The trail write ups include "ACCESS" that describes at least one route to get there and often a comment on car parking. The road miles from State Route 17 at exit 70 near the Oakdale Mall are given. The mileage is given for each trail system. It is the one-way distance and usually includes unplowed entrance roads. The "Altitude Extreme" given means the difference in elevation between the low and the high points on the trail.

All trail maps shown in this book are 100% scale reproductions of the 7.5 minute series topographical maps published by the Geological Survey. Most topography is still up to date, however many structures have changed over the 27 years since the majority of the maps have been updated. These maps are available in the Binghamton University Library for copying. They may be purchased at EMS or Eureka at $4 each (2002).

Please take a compass with you when you make an excursion into the woods. It is best to plan your route and objectives in advance. It is of little value to look at this book for the first time once you have become lost in the woods.

Because of the growing popularity of the GPS (Geographical Positioning System), the latitude and longitude for each location, usually at the parking spot, is given as degrees and fractions of a minute to the nearest hundredth. At 42 degrees north latitude a hundredth of a minute is about 60 feet north-south and 45 feet east-west.

To plan either for or around hunting, see the APPENDIX. The seasons are listed in a handy chart form.
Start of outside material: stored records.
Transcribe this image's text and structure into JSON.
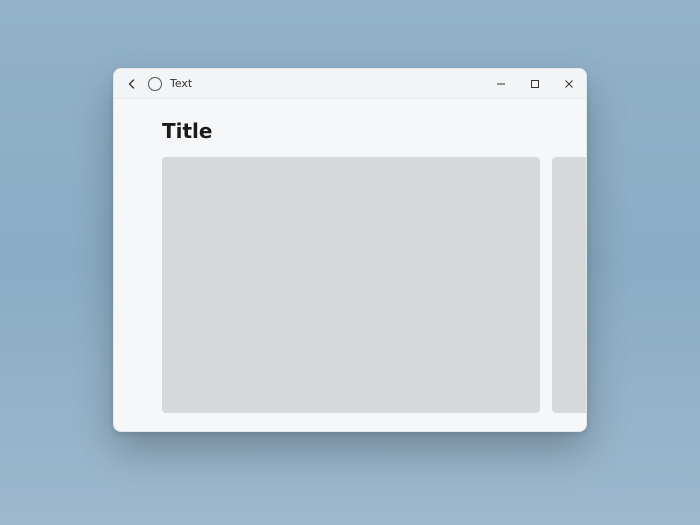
{
  "titlebar": {
    "title": "Text"
  },
  "page": {
    "heading": "Title"
  },
  "colors": {
    "desktop": "#8bacc5",
    "window_bg": "#f6f7f9",
    "card_bg": "#d6d8da",
    "text": "#1b1b1b"
  }
}
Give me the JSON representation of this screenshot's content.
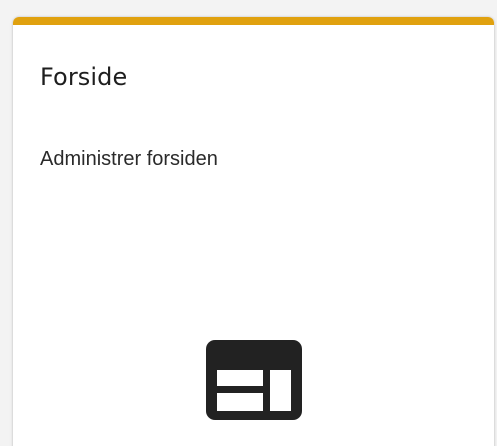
{
  "card": {
    "title": "Forside",
    "description": "Administrer forsiden",
    "icon": "web-layout-icon",
    "accent_color": "#e0a10f"
  }
}
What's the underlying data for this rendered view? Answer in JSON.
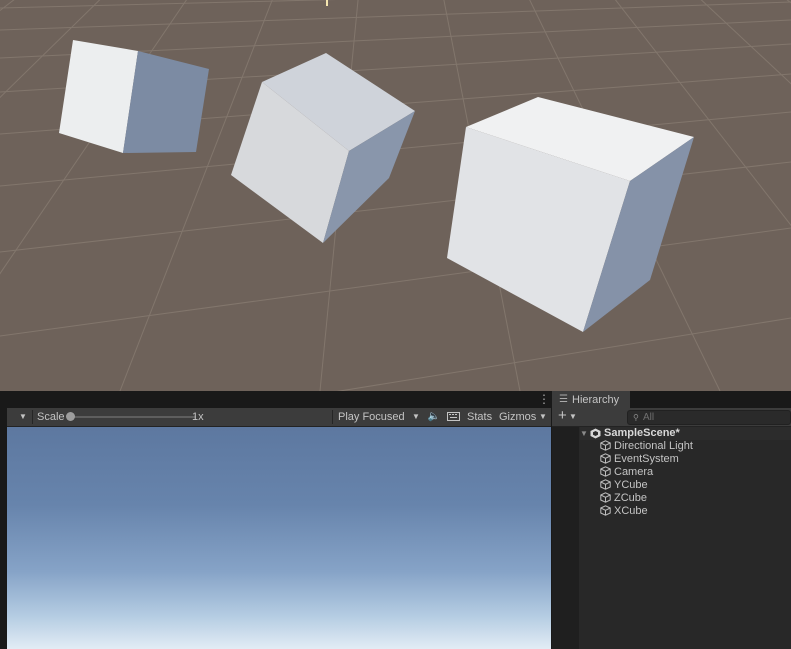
{
  "game_toolbar": {
    "scale_label": "Scale",
    "scale_value": "1x",
    "play_mode": "Play Focused",
    "stats_label": "Stats",
    "gizmos_label": "Gizmos"
  },
  "hierarchy": {
    "tab_label": "Hierarchy",
    "search_placeholder": "All",
    "scene_name": "SampleScene*",
    "items": [
      {
        "label": "Directional Light"
      },
      {
        "label": "EventSystem"
      },
      {
        "label": "Camera"
      },
      {
        "label": "YCube"
      },
      {
        "label": "ZCube"
      },
      {
        "label": "XCube"
      }
    ]
  },
  "colors": {
    "scene_ground": "#6e625a",
    "grid_line": "#8a8079",
    "editor_dark": "#191919",
    "toolbar": "#3c3c3c",
    "panel": "#282828",
    "sky_top": "#5d78a0",
    "sky_horizon": "#e2ecf5"
  },
  "icons": {
    "scene": "unity-scene-icon",
    "gameobject": "cube-outline-icon",
    "more": "kebab-menu-icon"
  }
}
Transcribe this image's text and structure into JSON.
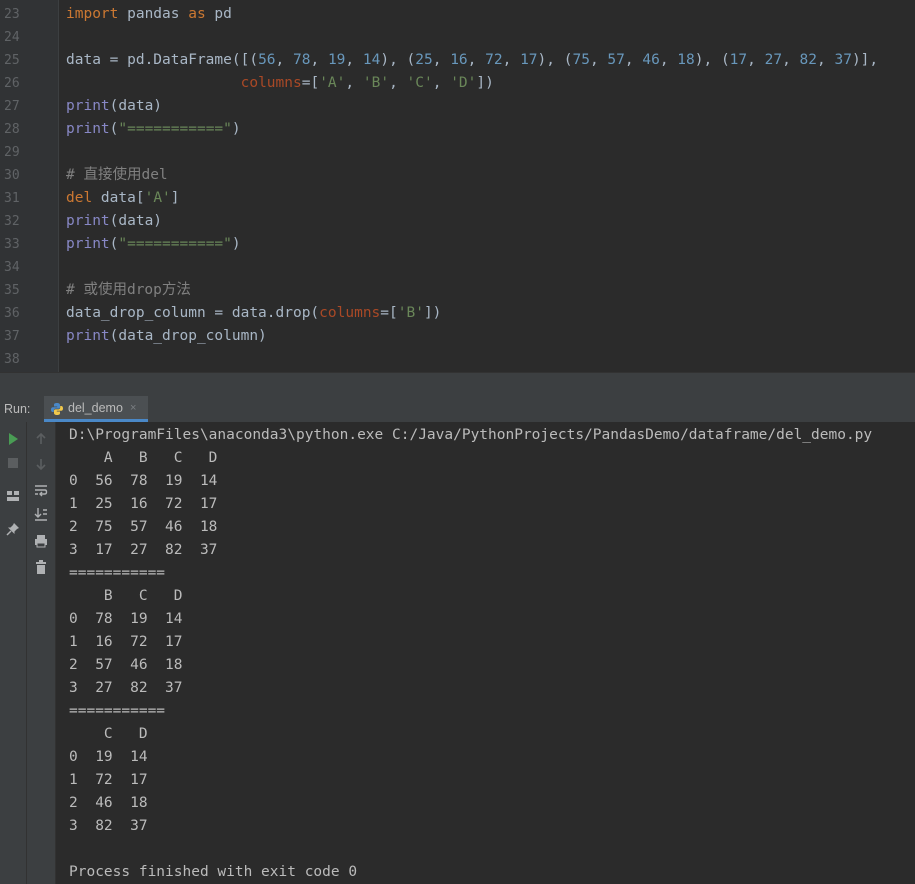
{
  "editor": {
    "line_numbers": [
      "23",
      "24",
      "25",
      "26",
      "27",
      "28",
      "29",
      "30",
      "31",
      "32",
      "33",
      "34",
      "35",
      "36",
      "37",
      "38"
    ],
    "lines": [
      [
        {
          "t": "import",
          "c": "kw"
        },
        {
          "t": " pandas ",
          "c": "pl"
        },
        {
          "t": "as",
          "c": "kw"
        },
        {
          "t": " pd",
          "c": "pl"
        }
      ],
      [],
      [
        {
          "t": "data = pd.DataFrame([(",
          "c": "pl"
        },
        {
          "t": "56",
          "c": "num"
        },
        {
          "t": ", ",
          "c": "pl"
        },
        {
          "t": "78",
          "c": "num"
        },
        {
          "t": ", ",
          "c": "pl"
        },
        {
          "t": "19",
          "c": "num"
        },
        {
          "t": ", ",
          "c": "pl"
        },
        {
          "t": "14",
          "c": "num"
        },
        {
          "t": "), (",
          "c": "pl"
        },
        {
          "t": "25",
          "c": "num"
        },
        {
          "t": ", ",
          "c": "pl"
        },
        {
          "t": "16",
          "c": "num"
        },
        {
          "t": ", ",
          "c": "pl"
        },
        {
          "t": "72",
          "c": "num"
        },
        {
          "t": ", ",
          "c": "pl"
        },
        {
          "t": "17",
          "c": "num"
        },
        {
          "t": "), (",
          "c": "pl"
        },
        {
          "t": "75",
          "c": "num"
        },
        {
          "t": ", ",
          "c": "pl"
        },
        {
          "t": "57",
          "c": "num"
        },
        {
          "t": ", ",
          "c": "pl"
        },
        {
          "t": "46",
          "c": "num"
        },
        {
          "t": ", ",
          "c": "pl"
        },
        {
          "t": "18",
          "c": "num"
        },
        {
          "t": "), (",
          "c": "pl"
        },
        {
          "t": "17",
          "c": "num"
        },
        {
          "t": ", ",
          "c": "pl"
        },
        {
          "t": "27",
          "c": "num"
        },
        {
          "t": ", ",
          "c": "pl"
        },
        {
          "t": "82",
          "c": "num"
        },
        {
          "t": ", ",
          "c": "pl"
        },
        {
          "t": "37",
          "c": "num"
        },
        {
          "t": ")],",
          "c": "pl"
        }
      ],
      [
        {
          "t": "                    ",
          "c": "pl"
        },
        {
          "t": "columns",
          "c": "pm"
        },
        {
          "t": "=[",
          "c": "pl"
        },
        {
          "t": "'A'",
          "c": "str"
        },
        {
          "t": ", ",
          "c": "pl"
        },
        {
          "t": "'B'",
          "c": "str"
        },
        {
          "t": ", ",
          "c": "pl"
        },
        {
          "t": "'C'",
          "c": "str"
        },
        {
          "t": ", ",
          "c": "pl"
        },
        {
          "t": "'D'",
          "c": "str"
        },
        {
          "t": "])",
          "c": "pl"
        }
      ],
      [
        {
          "t": "print",
          "c": "fn"
        },
        {
          "t": "(data)",
          "c": "pl"
        }
      ],
      [
        {
          "t": "print",
          "c": "fn"
        },
        {
          "t": "(",
          "c": "pl"
        },
        {
          "t": "\"===========\"",
          "c": "str"
        },
        {
          "t": ")",
          "c": "pl"
        }
      ],
      [],
      [
        {
          "t": "# 直接使用del",
          "c": "cm"
        }
      ],
      [
        {
          "t": "del",
          "c": "kw"
        },
        {
          "t": " data[",
          "c": "pl"
        },
        {
          "t": "'A'",
          "c": "str"
        },
        {
          "t": "]",
          "c": "pl"
        }
      ],
      [
        {
          "t": "print",
          "c": "fn"
        },
        {
          "t": "(data)",
          "c": "pl"
        }
      ],
      [
        {
          "t": "print",
          "c": "fn"
        },
        {
          "t": "(",
          "c": "pl"
        },
        {
          "t": "\"===========\"",
          "c": "str"
        },
        {
          "t": ")",
          "c": "pl"
        }
      ],
      [],
      [
        {
          "t": "# 或使用drop方法",
          "c": "cm"
        }
      ],
      [
        {
          "t": "data_drop_column = data.drop(",
          "c": "pl"
        },
        {
          "t": "columns",
          "c": "pm"
        },
        {
          "t": "=[",
          "c": "pl"
        },
        {
          "t": "'B'",
          "c": "str"
        },
        {
          "t": "])",
          "c": "pl"
        }
      ],
      [
        {
          "t": "print",
          "c": "fn"
        },
        {
          "t": "(data_drop_column)",
          "c": "pl"
        }
      ],
      []
    ]
  },
  "run": {
    "label": "Run:",
    "tab_name": "del_demo",
    "tab_close": "×"
  },
  "toolbar_icons": [
    "run-icon",
    "stop-icon",
    "layout-icon",
    "pin-icon"
  ],
  "toolbar2_icons": [
    "up-arrow-icon",
    "down-arrow-icon",
    "soft-wrap-icon",
    "scroll-to-end-icon",
    "print-icon",
    "trash-icon"
  ],
  "console": {
    "lines": [
      "D:\\ProgramFiles\\anaconda3\\python.exe C:/Java/PythonProjects/PandasDemo/dataframe/del_demo.py",
      "    A   B   C   D",
      "0  56  78  19  14",
      "1  25  16  72  17",
      "2  75  57  46  18",
      "3  17  27  82  37",
      "===========",
      "    B   C   D",
      "0  78  19  14",
      "1  16  72  17",
      "2  57  46  18",
      "3  27  82  37",
      "===========",
      "    C   D",
      "0  19  14",
      "1  72  17",
      "2  46  18",
      "3  82  37",
      "",
      "Process finished with exit code 0"
    ]
  },
  "colors": {
    "editor_bg": "#2b2b2b",
    "keyword": "#cc7832",
    "number": "#6897bb",
    "string": "#6a8759",
    "builtin": "#8888c6",
    "comment": "#808080",
    "run_green": "#499c54"
  }
}
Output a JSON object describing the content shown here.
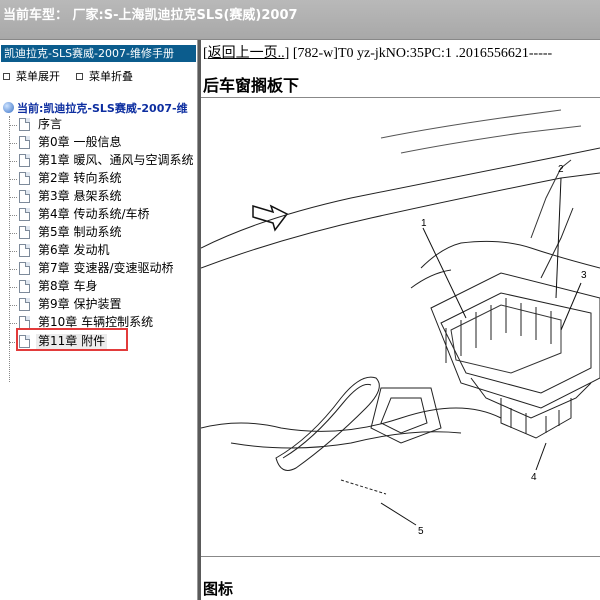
{
  "window": {
    "title": "当前车型：  厂家:S-上海凯迪拉克SLS(赛威)2007"
  },
  "left": {
    "manual_header": "凯迪拉克-SLS赛威-2007-维修手册",
    "expand_all": "菜单展开",
    "collapse_all": "菜单折叠",
    "root_label": "当前:凯迪拉克-SLS赛威-2007-维",
    "tree": [
      {
        "label": "序言"
      },
      {
        "label": "第0章 一般信息"
      },
      {
        "label": "第1章 暖风、通风与空调系统"
      },
      {
        "label": "第2章 转向系统"
      },
      {
        "label": "第3章 悬架系统"
      },
      {
        "label": "第4章 传动系统/车桥"
      },
      {
        "label": "第5章 制动系统"
      },
      {
        "label": "第6章 发动机"
      },
      {
        "label": "第7章 变速器/变速驱动桥"
      },
      {
        "label": "第8章 车身"
      },
      {
        "label": "第9章 保护装置"
      },
      {
        "label": "第10章 车辆控制系统"
      },
      {
        "label": "第11章 附件",
        "selected": true
      }
    ]
  },
  "content": {
    "back_link": "返回上一页..",
    "nav_info": " [782-w]T0 yz-jkNO:35PC:1 .2016556621-----",
    "page_title": "后车窗搁板下",
    "callouts": [
      "1",
      "2",
      "3",
      "4",
      "5"
    ],
    "legend_title": "图标"
  },
  "colors": {
    "header_bg": "#0b5c8d",
    "highlight": "#e23b3b",
    "root_text": "#0d2ea0"
  }
}
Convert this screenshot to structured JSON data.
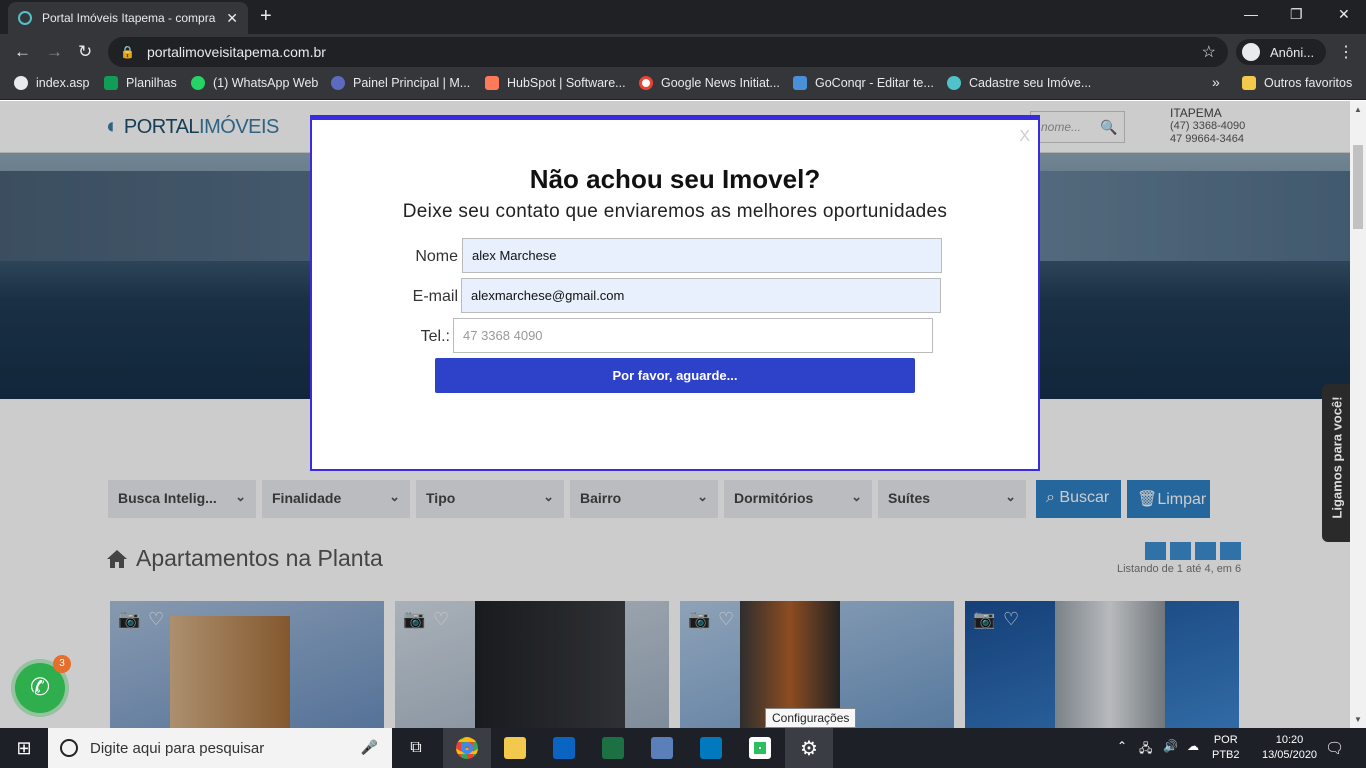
{
  "browser": {
    "tab_title": "Portal Imóveis Itapema - compra",
    "tab_close": "✕",
    "new_tab": "+",
    "url": "portalimoveisitapema.com.br",
    "profile": "Anôni...",
    "window": {
      "minimize": "—",
      "restore": "❐",
      "close": "✕"
    },
    "bookmarks": [
      {
        "label": "index.asp",
        "color": "#e8eaed"
      },
      {
        "label": "Planilhas",
        "color": "#0f9d58"
      },
      {
        "label": "(1) WhatsApp Web",
        "color": "#25d366"
      },
      {
        "label": "Painel Principal | M...",
        "color": "#5c6bc0"
      },
      {
        "label": "HubSpot | Software...",
        "color": "#ff7a59"
      },
      {
        "label": "Google News Initiat...",
        "color": "#ea4335"
      },
      {
        "label": "GoConqr - Editar te...",
        "color": "#4a90d9"
      },
      {
        "label": "Cadastre seu Imóve...",
        "color": "#4fc3c9"
      }
    ],
    "more_bookmarks": "»",
    "other_bookmarks": "Outros favoritos"
  },
  "site": {
    "logo_text": "PORTAL",
    "logo_text2": "IMÓVEIS",
    "header_search_placeholder": "nome...",
    "city": "ITAPEMA",
    "phone1": "(47) 3368-4090",
    "phone2": "47 99664-3464",
    "filters": [
      "Busca Intelig...",
      "Finalidade",
      "Tipo",
      "Bairro",
      "Dormitórios",
      "Suítes"
    ],
    "buscar": "Buscar",
    "limpar": "Limpar",
    "section_title": "Apartamentos na Planta",
    "listing_info": "Listando de 1 até 4, em 6",
    "call_tab": "Ligamos para você!",
    "whatsapp_badge": "3",
    "cards": [
      {
        "bg": "#7fa0c8",
        "tower": "#c08a52"
      },
      {
        "bg": "#b9c7d6",
        "tower": "#2f3236"
      },
      {
        "bg": "#8fb3d8",
        "tower": "#b0602a"
      },
      {
        "bg": "#2e6fb8",
        "tower": "#d4d8dc"
      }
    ]
  },
  "modal": {
    "close": "X",
    "title": "Não achou seu Imovel?",
    "subtitle": "Deixe seu contato que enviaremos as melhores oportunidades",
    "name_label": "Nome",
    "name_value": "alex Marchese",
    "email_label": "E-mail",
    "email_value": "alexmarchese@gmail.com",
    "tel_label": "Tel.:",
    "tel_placeholder": "47 3368 4090",
    "submit": "Por favor, aguarde..."
  },
  "taskbar": {
    "search_placeholder": "Digite aqui para pesquisar",
    "tooltip": "Configurações",
    "lang1": "POR",
    "lang2": "PTB2",
    "time": "10:20",
    "date": "13/05/2020"
  }
}
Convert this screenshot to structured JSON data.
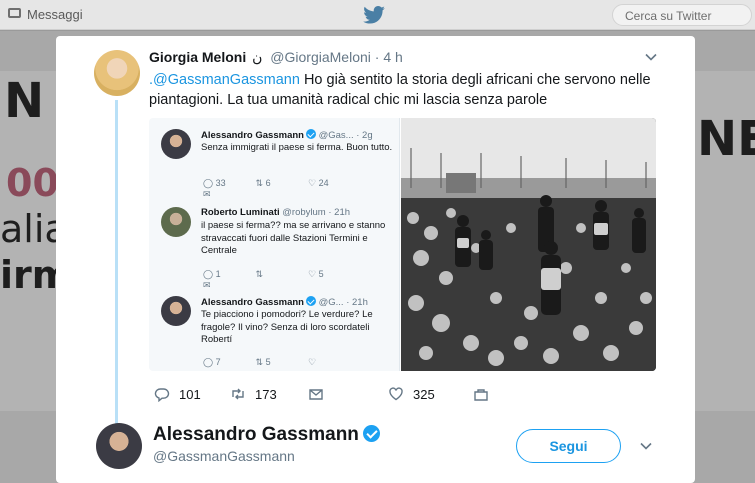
{
  "topbar": {
    "messages_label": "Messaggi",
    "search_placeholder": "Cerca su Twitter",
    "brand_icon": "twitter-bird-icon",
    "accent": "#1da1f2"
  },
  "background": {
    "letters": [
      "N",
      "00",
      "alia",
      "irm",
      "NE"
    ]
  },
  "tweet": {
    "author_name": "Giorgia Meloni",
    "author_symbol": "ن",
    "author_handle": "@GiorgiaMeloni",
    "separator": " · ",
    "time": "4 h",
    "mention": ".@GassmanGassmann",
    "text": " Ho già sentito la storia degli africani che servono nelle piantagioni. La tua umanità radical chic mi lascia senza parole",
    "stats": {
      "replies": "101",
      "retweets": "173",
      "likes": "325"
    }
  },
  "screenshot_replies": [
    {
      "name": "Alessandro Gassmann",
      "handle": "@Gas...",
      "time": "· 2g",
      "verified": true,
      "text": "Senza immigrati il paese si ferma. Buon tutto.",
      "replies": "33",
      "retweets": "6",
      "likes": "24"
    },
    {
      "name": "Roberto Luminati",
      "handle": "@robylum",
      "time": "· 21h",
      "verified": false,
      "text": "il paese si ferma?? ma se arrivano e stanno stravaccati fuori dalle Stazioni Termini e Centrale",
      "replies": "1",
      "retweets": "",
      "likes": "5"
    },
    {
      "name": "Alessandro Gassmann",
      "handle": "@G...",
      "time": "· 21h",
      "verified": true,
      "text": "Te piacciono i pomodori? Le verdure? Le fragole? Il vino? Senza di loro scordateli Robertí",
      "replies": "7",
      "retweets": "5",
      "likes": ""
    }
  ],
  "recommended": {
    "name": "Alessandro Gassmann",
    "handle": "@GassmanGassmann",
    "follow_label": "Segui"
  }
}
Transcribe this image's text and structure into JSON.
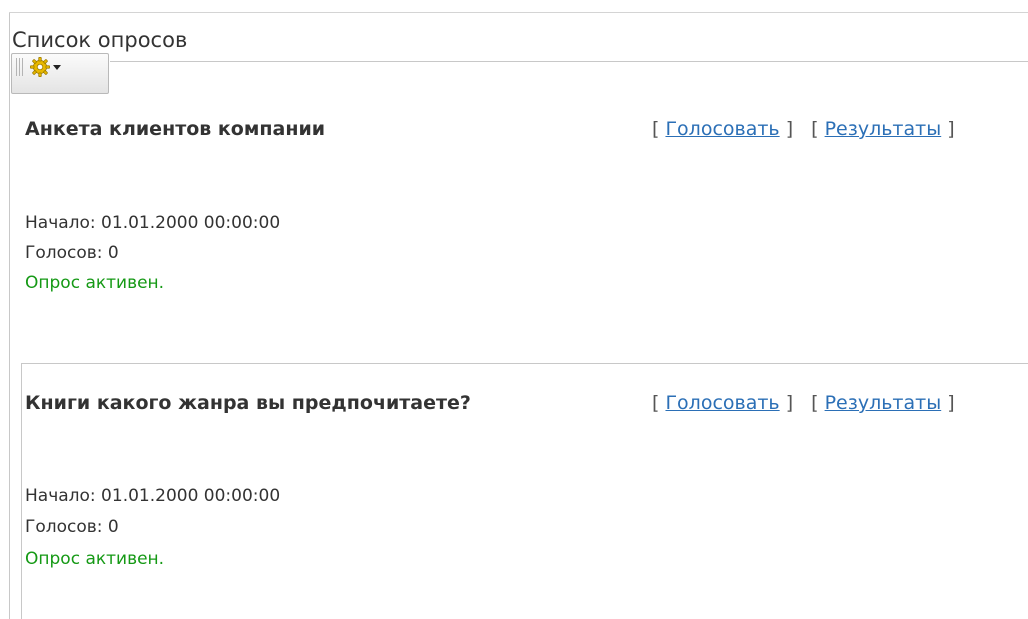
{
  "page": {
    "title": "Список опросов"
  },
  "toolbar": {
    "settings_icon": "gear-icon",
    "dropdown_icon": "chevron-down-icon"
  },
  "polls": [
    {
      "title": "Анкета клиентов компании",
      "vote_label": "Голосовать",
      "results_label": "Результаты",
      "bracket_open": "[",
      "bracket_close": "]",
      "start": "Начало: 01.01.2000 00:00:00",
      "votes": "Голосов: 0",
      "status": "Опрос активен."
    },
    {
      "title": "Книги какого жанра вы предпочитаете?",
      "vote_label": "Голосовать",
      "results_label": "Результаты",
      "bracket_open": "[",
      "bracket_close": "]",
      "start": "Начало: 01.01.2000 00:00:00",
      "votes": "Голосов: 0",
      "status": "Опрос активен."
    }
  ],
  "colors": {
    "link": "#2b6fb6",
    "status_active": "#159915",
    "text": "#333333",
    "border": "#c8c8c8"
  }
}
Volunteer! Trails are only there because they are maintained. Annually blown down branches must be cleared, encroaching plants cut back, markers upgraded, and erosion kept in check. Trails with no work or traffic simply disappear from view within one to three years.

This edition also includes what the County Government refers to as"Water-shed access areas". In reality they are referring to the dams that have been constructed along Little Choconut and others streams that historically flood. These areas do not have marked trails however they do provide an excellent area for making your own trails. The uniform slopes in the spillway areas are excellent for biking, sledding, or skiing. Snowmobiles often illegally use the areas. The County maintains them. Of the 13 in Broome County with public access, the five most easily accessed plus some levees are described.

The 550-mile Finger Lakes Trail (FLT) across New York State has been described very well in a series of published guides. For this reason only 22 miles within the State Forests are shown. Many access points and road intersections with this trail are described in the "Finger Lakes Trail" section in the appendix.

We welcome input. Please address any suggestions or errata to me at or c/o Triple Cities Hiking Club, PO Box 22, Johnson City, NY, 13790. 

Click here to open Don's book !

"Recreational Trails of Broome and Tioga Counties"

SelectionFile type iconFile nameDescriptionSizeRevisionTimeUser